In August 2018, CNN announced that it would broadcast a final, posthumous season of Parts Unknown, completing its remaining episodes using narration and additional interviews from featured guests, and two retrospective episodes paying tribute to the series and Bourdain's legacy.
In June 2019, Éric Ripert and José Andrés announced the first Bourdain Day as a tribute to Bourdain. In the same month, the Culinary Institute of America (CIA) established a scholarship in Bourdain's honor.
A collection of Bourdain's personal items were sold at auction in October 2019, raising $1.8 million, part of which is to support the Anthony Bourdain Legacy Scholarship at his alma mater, The Culinary Institute of America.

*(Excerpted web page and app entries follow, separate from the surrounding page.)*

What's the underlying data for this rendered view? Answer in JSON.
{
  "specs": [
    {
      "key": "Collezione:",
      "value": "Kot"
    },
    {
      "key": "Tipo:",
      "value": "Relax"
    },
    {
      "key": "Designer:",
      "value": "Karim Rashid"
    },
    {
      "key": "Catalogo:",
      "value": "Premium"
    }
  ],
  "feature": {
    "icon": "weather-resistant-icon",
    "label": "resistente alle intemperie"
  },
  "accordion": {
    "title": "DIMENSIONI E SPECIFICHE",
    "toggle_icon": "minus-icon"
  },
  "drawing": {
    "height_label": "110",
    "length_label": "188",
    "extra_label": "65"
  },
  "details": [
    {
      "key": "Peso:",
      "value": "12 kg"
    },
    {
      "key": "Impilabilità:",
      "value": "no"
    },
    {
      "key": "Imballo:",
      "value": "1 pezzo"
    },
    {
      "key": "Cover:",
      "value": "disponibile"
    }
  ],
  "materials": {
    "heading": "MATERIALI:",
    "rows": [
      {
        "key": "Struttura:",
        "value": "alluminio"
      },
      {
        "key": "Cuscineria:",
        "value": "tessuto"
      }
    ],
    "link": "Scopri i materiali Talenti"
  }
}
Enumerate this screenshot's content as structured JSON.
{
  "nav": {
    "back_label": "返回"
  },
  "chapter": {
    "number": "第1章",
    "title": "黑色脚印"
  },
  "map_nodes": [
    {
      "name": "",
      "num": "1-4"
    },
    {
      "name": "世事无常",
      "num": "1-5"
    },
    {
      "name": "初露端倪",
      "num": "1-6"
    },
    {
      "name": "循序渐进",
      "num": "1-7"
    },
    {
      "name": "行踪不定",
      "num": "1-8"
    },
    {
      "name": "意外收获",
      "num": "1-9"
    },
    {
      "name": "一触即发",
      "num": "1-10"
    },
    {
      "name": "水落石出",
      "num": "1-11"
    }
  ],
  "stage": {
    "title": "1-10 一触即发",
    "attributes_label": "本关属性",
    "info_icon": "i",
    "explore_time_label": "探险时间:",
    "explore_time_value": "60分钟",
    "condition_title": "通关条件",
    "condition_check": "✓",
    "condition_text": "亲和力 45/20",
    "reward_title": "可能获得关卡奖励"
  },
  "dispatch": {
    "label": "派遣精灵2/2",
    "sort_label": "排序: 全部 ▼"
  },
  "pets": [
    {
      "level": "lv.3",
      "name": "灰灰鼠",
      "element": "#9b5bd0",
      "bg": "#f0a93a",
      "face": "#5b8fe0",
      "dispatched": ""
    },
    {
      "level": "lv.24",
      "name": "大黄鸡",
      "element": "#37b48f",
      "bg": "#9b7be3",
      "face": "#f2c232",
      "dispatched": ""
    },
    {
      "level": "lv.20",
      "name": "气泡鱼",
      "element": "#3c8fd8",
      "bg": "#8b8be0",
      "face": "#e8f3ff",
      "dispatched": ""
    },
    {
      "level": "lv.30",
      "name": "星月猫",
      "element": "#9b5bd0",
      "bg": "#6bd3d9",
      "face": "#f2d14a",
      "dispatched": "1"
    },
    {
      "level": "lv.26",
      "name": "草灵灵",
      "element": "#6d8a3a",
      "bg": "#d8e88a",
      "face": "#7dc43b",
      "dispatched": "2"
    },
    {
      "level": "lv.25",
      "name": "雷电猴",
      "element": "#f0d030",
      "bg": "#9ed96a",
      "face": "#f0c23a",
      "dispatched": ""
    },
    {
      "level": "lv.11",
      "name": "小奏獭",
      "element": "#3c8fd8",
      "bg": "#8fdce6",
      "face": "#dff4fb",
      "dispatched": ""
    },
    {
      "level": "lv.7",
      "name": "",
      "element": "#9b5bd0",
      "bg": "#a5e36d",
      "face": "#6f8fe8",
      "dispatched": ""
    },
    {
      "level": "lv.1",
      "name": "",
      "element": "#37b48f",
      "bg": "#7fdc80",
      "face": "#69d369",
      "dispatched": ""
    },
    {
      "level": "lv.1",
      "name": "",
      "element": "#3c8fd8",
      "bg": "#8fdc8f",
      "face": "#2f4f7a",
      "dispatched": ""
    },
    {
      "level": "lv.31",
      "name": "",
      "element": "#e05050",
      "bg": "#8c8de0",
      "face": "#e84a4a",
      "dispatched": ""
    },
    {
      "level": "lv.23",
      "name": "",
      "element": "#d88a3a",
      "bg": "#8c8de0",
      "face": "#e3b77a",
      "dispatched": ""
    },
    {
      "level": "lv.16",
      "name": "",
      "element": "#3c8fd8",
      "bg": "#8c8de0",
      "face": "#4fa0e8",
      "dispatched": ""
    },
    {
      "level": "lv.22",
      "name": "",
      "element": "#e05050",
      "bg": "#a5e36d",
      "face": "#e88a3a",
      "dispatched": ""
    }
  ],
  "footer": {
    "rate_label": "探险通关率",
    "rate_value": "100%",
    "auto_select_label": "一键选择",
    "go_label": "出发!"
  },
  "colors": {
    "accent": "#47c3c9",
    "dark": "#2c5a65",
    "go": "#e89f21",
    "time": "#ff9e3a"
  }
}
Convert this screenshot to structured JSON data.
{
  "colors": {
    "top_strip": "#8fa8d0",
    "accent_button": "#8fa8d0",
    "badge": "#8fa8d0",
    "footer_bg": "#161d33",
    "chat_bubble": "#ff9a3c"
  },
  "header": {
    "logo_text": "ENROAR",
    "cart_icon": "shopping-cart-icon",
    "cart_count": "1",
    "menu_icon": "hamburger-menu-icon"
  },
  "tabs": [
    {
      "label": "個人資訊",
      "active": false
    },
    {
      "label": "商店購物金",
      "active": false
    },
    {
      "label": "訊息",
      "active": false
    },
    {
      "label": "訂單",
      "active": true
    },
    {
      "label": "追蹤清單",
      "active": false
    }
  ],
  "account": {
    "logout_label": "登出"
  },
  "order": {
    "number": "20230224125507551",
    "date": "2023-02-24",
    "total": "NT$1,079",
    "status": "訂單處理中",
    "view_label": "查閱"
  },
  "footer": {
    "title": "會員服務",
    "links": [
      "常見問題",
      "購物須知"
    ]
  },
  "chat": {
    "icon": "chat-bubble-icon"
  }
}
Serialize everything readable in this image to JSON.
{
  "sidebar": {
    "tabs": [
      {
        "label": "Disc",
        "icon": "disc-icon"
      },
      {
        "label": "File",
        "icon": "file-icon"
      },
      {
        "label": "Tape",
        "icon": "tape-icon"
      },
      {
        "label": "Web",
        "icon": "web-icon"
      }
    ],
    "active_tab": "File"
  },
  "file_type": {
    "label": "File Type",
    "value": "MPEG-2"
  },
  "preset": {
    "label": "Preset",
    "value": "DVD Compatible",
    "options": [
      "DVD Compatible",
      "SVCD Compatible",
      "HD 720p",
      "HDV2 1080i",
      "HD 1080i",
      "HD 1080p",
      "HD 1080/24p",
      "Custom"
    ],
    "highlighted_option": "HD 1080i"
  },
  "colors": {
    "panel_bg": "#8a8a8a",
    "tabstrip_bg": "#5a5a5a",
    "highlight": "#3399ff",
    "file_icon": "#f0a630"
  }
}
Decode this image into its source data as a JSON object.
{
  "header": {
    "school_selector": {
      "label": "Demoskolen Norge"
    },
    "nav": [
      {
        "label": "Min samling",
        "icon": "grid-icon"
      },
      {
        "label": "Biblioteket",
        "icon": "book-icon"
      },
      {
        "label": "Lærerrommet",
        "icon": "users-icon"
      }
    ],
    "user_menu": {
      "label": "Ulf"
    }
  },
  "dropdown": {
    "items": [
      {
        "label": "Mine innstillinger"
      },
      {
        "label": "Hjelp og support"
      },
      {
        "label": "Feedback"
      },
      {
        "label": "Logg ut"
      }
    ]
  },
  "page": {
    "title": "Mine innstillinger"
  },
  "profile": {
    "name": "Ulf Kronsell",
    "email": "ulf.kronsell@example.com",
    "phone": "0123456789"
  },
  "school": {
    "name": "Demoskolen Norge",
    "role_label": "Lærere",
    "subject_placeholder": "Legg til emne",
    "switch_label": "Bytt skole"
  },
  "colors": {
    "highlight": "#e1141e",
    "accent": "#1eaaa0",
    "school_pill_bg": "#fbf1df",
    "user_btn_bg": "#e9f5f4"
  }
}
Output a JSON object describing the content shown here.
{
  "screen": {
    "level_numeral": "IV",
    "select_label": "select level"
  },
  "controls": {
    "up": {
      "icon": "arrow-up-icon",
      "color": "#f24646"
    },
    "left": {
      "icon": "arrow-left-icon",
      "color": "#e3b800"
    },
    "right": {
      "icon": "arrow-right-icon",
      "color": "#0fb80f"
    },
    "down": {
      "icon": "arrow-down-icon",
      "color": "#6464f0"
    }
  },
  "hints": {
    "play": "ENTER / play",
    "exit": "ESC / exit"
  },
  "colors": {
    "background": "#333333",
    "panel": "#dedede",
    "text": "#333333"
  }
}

The most expensive item sold was his custom Bob Kramer Steel and Meteorite Chef's knife, selling at a record $231,250.
In October 2019, a documentary film about Bourdain to be directed by Morgan Neville and produced by CNN Films and HBO Max was announced. The film, titled Roadrunner: A Film About Anthony Bourdain, had its world premiere at the Tribeca Film Festival on June 11, 2021 and was released by Focus Features on July 16, 2021.